Airlander takes step toward electric propulsion
29 April 2019
Zero-carbon aviation is one step closer with the award of a UK Aerospace Research and Technology Programme grant to develop electric propulsion for Airlander 10.
A partnership of Hybrid Air Vehicles (HAV), Collins Aerospace, and the University of Nottingham (UoN) has won grant funding in excess of £1m from the UK Aerospace Research and Technology Programme to develop electric propulsion technologies using Airlander 10 as the initial platform. The project, named E-HAV1, will deliver a full-sized prototype 500kW electric propulsor for ground testing and technologies ready for future productionisation. These technologies will be directly applicable to a future Airlander 10, with the goal of replacing its fuel-burning forward engines as the first step towards an all-electric version of the aircraft.
Utilising a combination of buoyant lift from helium, aerodynamic lift, and vectored thrust, Airlander 10 already operates with a significantly lower fuel burn than other aircraft of similar capability. The integration of electric forward propulsors will increase this advantage. Airlander 10’s ability to support a broad range of activities from passenger travel to fisheries protection makes it the ideal platform for pioneering electric propulsion in civil aircraft.
Project E-HAV1 will address key goals of the UK Aerospace Technology Strategy: strengthening the UK’s aerospace capabilities, positioning the UK for developing future generations of civil aircraft, and advancing a new generation of efficient propulsion technologies. Each of the three partners is a leader in their sector: HAV in whole-aircraft design capability, Collins in electric power system development, and UoN in electric propulsion research and testing.
This collaboration demonstrates the commitment all three organisations have to the future of sustainable aviation. “Reducing our carbon footprint is one of the biggest challenges facing aviation today,” says HAV’s CEO Stephen McGlennan. “While Airlander 10 is already helping customers Rethink the Skies with incredible efficiency, we have to find ways of further reducing the impact we have on our environment. This project will move us closer to our goal of zero-carbon aviation.”
“As the innovation leader in electric power systems for the aerospace and defence industry, Collins Aerospace is proud to join with our partners in advancing this critical initiative,” said Marc Holme, Motor Drive Systems Engineering Director at Collins Aerospace. “Together, we’re developing innovative technologies that will pave the way for the hybrid-electric and all-electric aircraft of the future.”
Prof Pat Wheeler, Head of the University of Nottingham’s Power Electronics, Machines and Control Research Group, commented, “we are really looking forward to the exciting challenges of applying our technological knowledge of electrical machines, power electronics and power systems to the Airlander propulsion application.

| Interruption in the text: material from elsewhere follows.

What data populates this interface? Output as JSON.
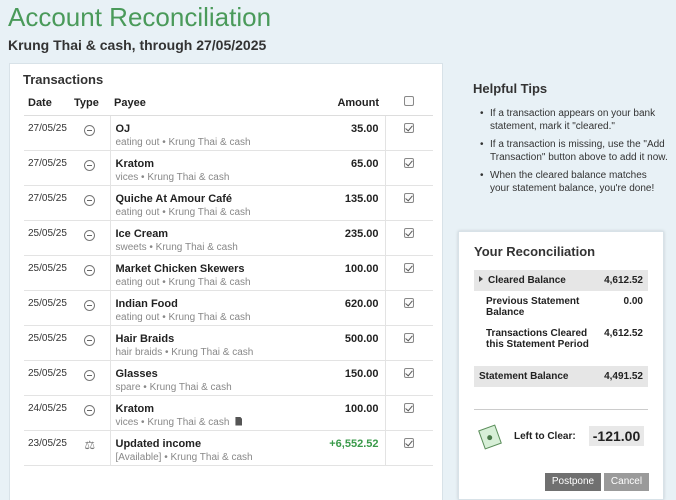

This project will also benefit from the UK Research Partnership Investment Fund (RPIF) investment in our new Centre for Power Electronics and Electrical Machines, which will open early in 2020”.
Business Minister Lord Henley said: “The UK has world-leading capabilities in aerospace manufacturing. The testing of this new electric engine is our modern Industrial Strategy in action. This is a vital step in aerospace manufacturing to ensure the UK remains at the forefront of hybrid-electric technology, using the best talent, industry and innovation to transform the way people, goods and services move across the UK.”
The E-HAV1 project is supported by the UK’s Aerospace Technology Programme, a joint Government and industry investment to maintain and grow the UK’s competitive position in civil aerospace design and manufacture. The programme is delivered through a partnership between the Aerospace Technology Institute (ATI), the Department for Business, Energy & Industrial Strategy (BEIS) and Innovate UK; addressing large-scale technology and capability challenges, principally over a rolling 5 to 15-year timeframe.